As is expected for Silent Hill and survival horror in general, field armaments, from splintered two-by-fours to hammers to the rarer low-caliber firearms and their accompanying ammunition are scattered about the surroundings in limited quantity. These weapons, precariously positioned, deteriorate in effectiveness rather rapidly, ultimately disintegrating entirely, causing you to perhaps flee from rabid enemies mid-fight to acquire a replacement. The “downpour” aspect of this Silent Hill installment refers to the fact that your otherworldly assailants become increasingly capable when the skies open and water falls freely, adding an element of intensified urgency to either destroying your opponent or attempting to flee. Miniscule instances of past Silent Hill panic begin to gloriously surface during these rainy sequences, but because of horrendous controls, cheesy soundtrack, frequent technical issues like freezing and blurred textures, and vapid graphics that sadly philander their 3D TV compatibility, they come off as unimaginative brush strokes instead of worthy, ingenious enhancements. Silent Hill: Downpour’s puzzles and supplementary goals also suffer from inspiration deficit, hurting for true incentive, a legitimate tie-in with Murphy’s tale, and a reason for players to press on through outward mediocrity in order to accomplish every mission.
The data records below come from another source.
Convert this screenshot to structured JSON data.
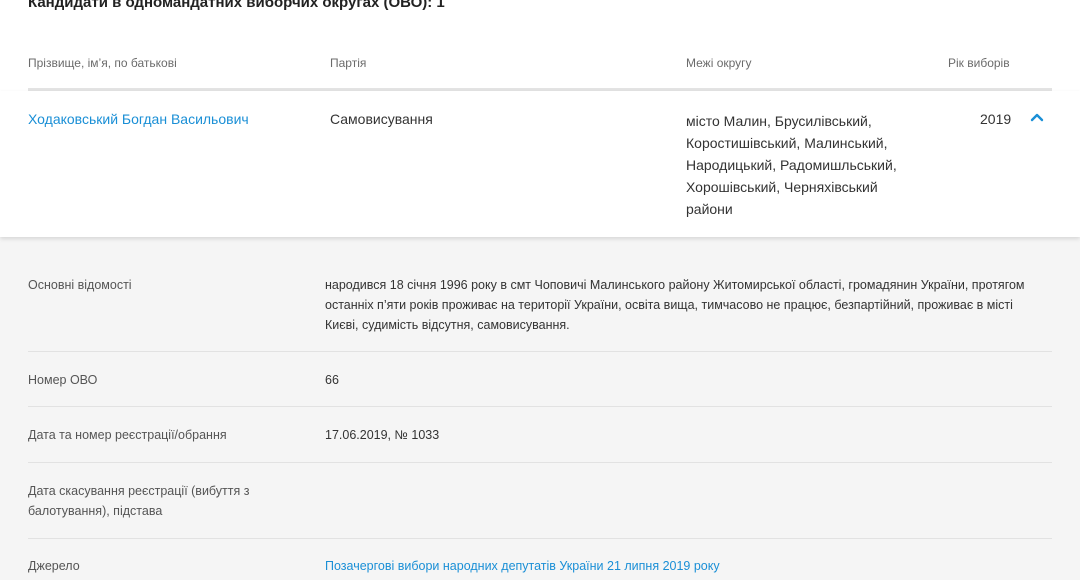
{
  "section": {
    "title": "Кандидати в одномандатних виборчих округах (ОВО): 1"
  },
  "table": {
    "columns": {
      "name": "Прізвище, ім’я, по батькові",
      "party": "Партія",
      "bounds": "Межі округу",
      "year": "Рік виборів"
    }
  },
  "candidate": {
    "name": "Ходаковський Богдан Васильович",
    "party": "Самовисування",
    "bounds": "місто Малин, Брусилівський, Коростишівський, Малинський, Народицький, Радомишльський, Хорошівський, Черняхівський райони",
    "year": "2019",
    "toggle_icon": "chevron-up-icon"
  },
  "details": {
    "basic": {
      "label": "Основні відомості",
      "value": "народився 18 січня 1996 року в смт Чоповичі Малинського району Житомирської області, громадянин України, протягом останніх п’яти років проживає на території України, освіта вища, тимчасово не працює, безпартійний, проживає в місті Києві, судимість відсутня, самовисування."
    },
    "district": {
      "label": "Номер ОВО",
      "value": "66"
    },
    "registration": {
      "label": "Дата та номер реєстрації/обрання",
      "value": "17.06.2019, № 1033"
    },
    "cancellation": {
      "label": "Дата скасування реєстрації (вибуття з балотування), підстава",
      "value": ""
    },
    "source": {
      "label": "Джерело",
      "value": "Позачергові вибори народних депутатів України 21 липня 2019 року"
    }
  },
  "colors": {
    "link": "#1a8fd6",
    "details_bg": "#f5f5f5"
  }
}
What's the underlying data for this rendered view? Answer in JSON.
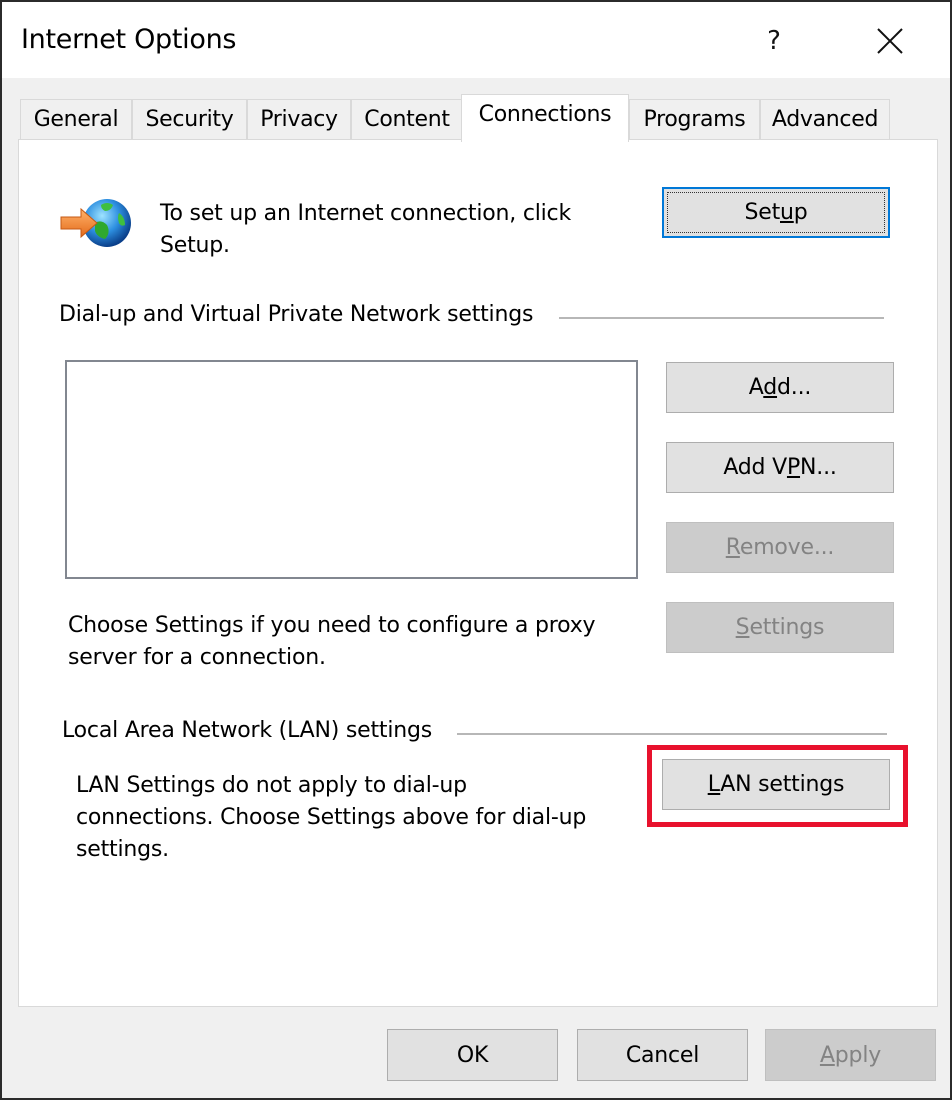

Bizarrely, the sole redeeming quality of Silent Hill: Downpour is that it’s inferior enough to warrant an Old Yeller-style conclusion to the series. With an agile pull of a loaded rifle’s trigger, this diseased dog can be put out of its misery so that none are left exposed to such atrocious sights again. Yet this is the legendary Konami, and thus some hope still remains, as is evident by the traces of slight innovation floating throughout the game’s stormiest passages. If only Team Silent would be called upon to reform, ousting inexperienced assemblages like Vatra Games and diligently working to restore faith in a product that so many held in high esteem, the heretofore prodigious Resident Evil killer might rise from its presumptively bottomless grave to unnerve the masses once more.